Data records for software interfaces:
--- START ---

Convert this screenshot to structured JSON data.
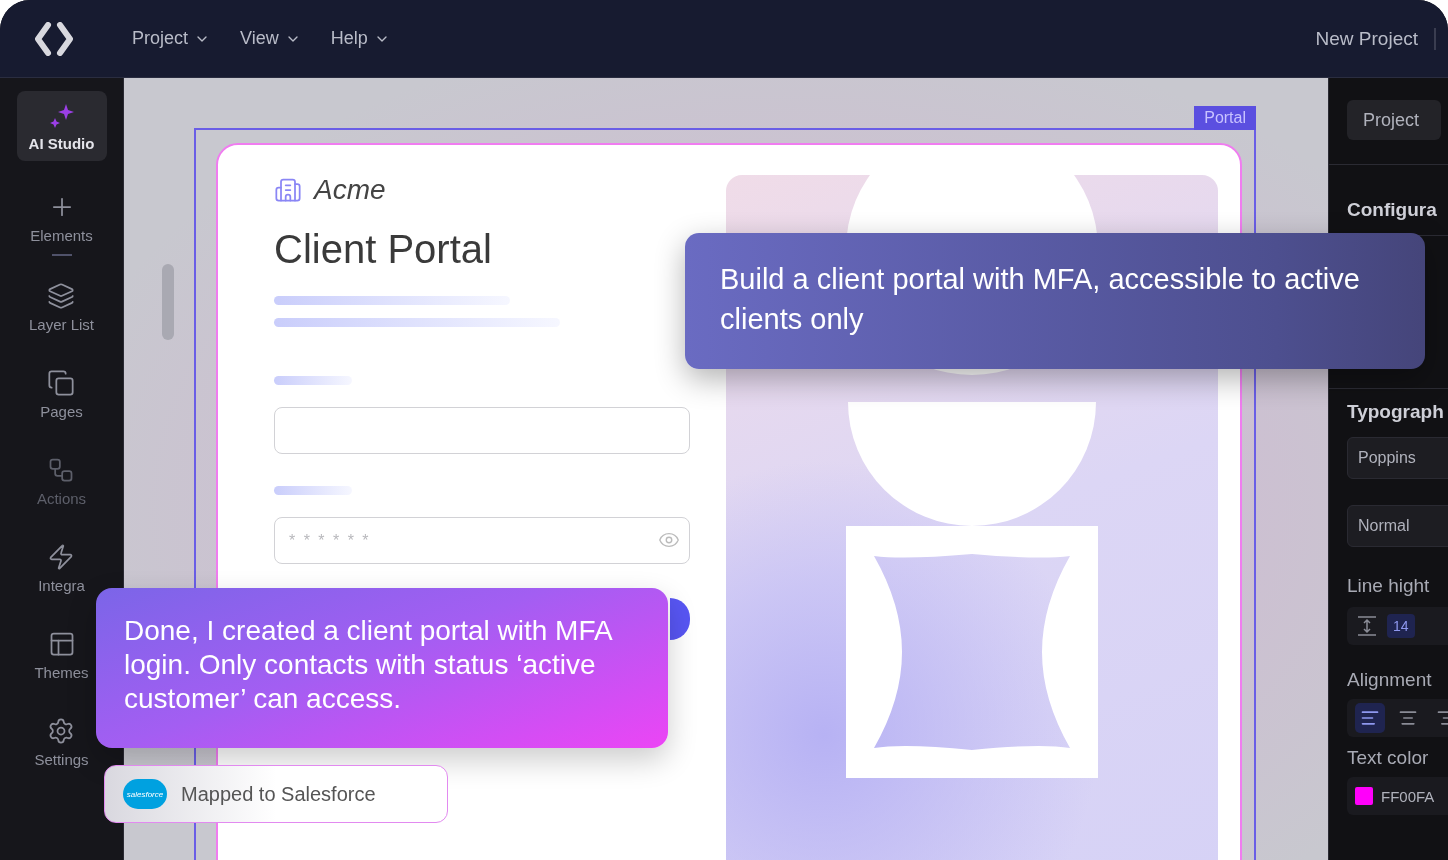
{
  "top_bar": {
    "menus": [
      {
        "label": "Project"
      },
      {
        "label": "View"
      },
      {
        "label": "Help"
      }
    ],
    "project_name": "New Project"
  },
  "sidebar": {
    "items": [
      {
        "kind": "ai",
        "label": "AI Studio",
        "selected": true,
        "disabled": false
      },
      {
        "kind": "elements",
        "label": "Elements",
        "selected": false,
        "disabled": false
      },
      {
        "kind": "layers",
        "label": "Layer List",
        "selected": false,
        "disabled": false
      },
      {
        "kind": "pages",
        "label": "Pages",
        "selected": false,
        "disabled": false
      },
      {
        "kind": "actions",
        "label": "Actions",
        "selected": false,
        "disabled": true
      },
      {
        "kind": "integrations",
        "label": "Integra",
        "selected": false,
        "disabled": false
      },
      {
        "kind": "themes",
        "label": "Themes",
        "selected": false,
        "disabled": false
      },
      {
        "kind": "settings",
        "label": "Settings",
        "selected": false,
        "disabled": false
      }
    ]
  },
  "canvas": {
    "frame_label": "Portal",
    "brand": "Acme",
    "title": "Client Portal",
    "password_placeholder": "* * * * * *"
  },
  "properties": {
    "project_button": "Project",
    "configuration_heading": "Configura",
    "typography_heading": "Typograph",
    "font_family": "Poppins",
    "font_weight": "Normal",
    "line_height_label": "Line hight",
    "line_height_value": "14",
    "alignment_label": "Alignment",
    "alignments": [
      {
        "kind": "left",
        "selected": true
      },
      {
        "kind": "center",
        "selected": false
      },
      {
        "kind": "right",
        "selected": false
      }
    ],
    "text_color_label": "Text color",
    "text_color": {
      "value": "FF00FA",
      "color": "#ff00fa"
    }
  },
  "prompt": "Build a client portal with MFA, accessible to active clients only",
  "reply": "Done, I created a client portal with MFA login. Only contacts with status ‘active customer’ can access.",
  "integration": {
    "logo_text": "salesforce",
    "label": "Mapped to Salesforce"
  }
}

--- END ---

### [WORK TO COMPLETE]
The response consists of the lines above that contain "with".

### [EXERCISE RESPONSE]
  "prompt": "Build a client portal with MFA, accessible to active clients only",
  "reply": "Done, I created a client portal with MFA login. Only contacts with status ‘active customer’ can access.",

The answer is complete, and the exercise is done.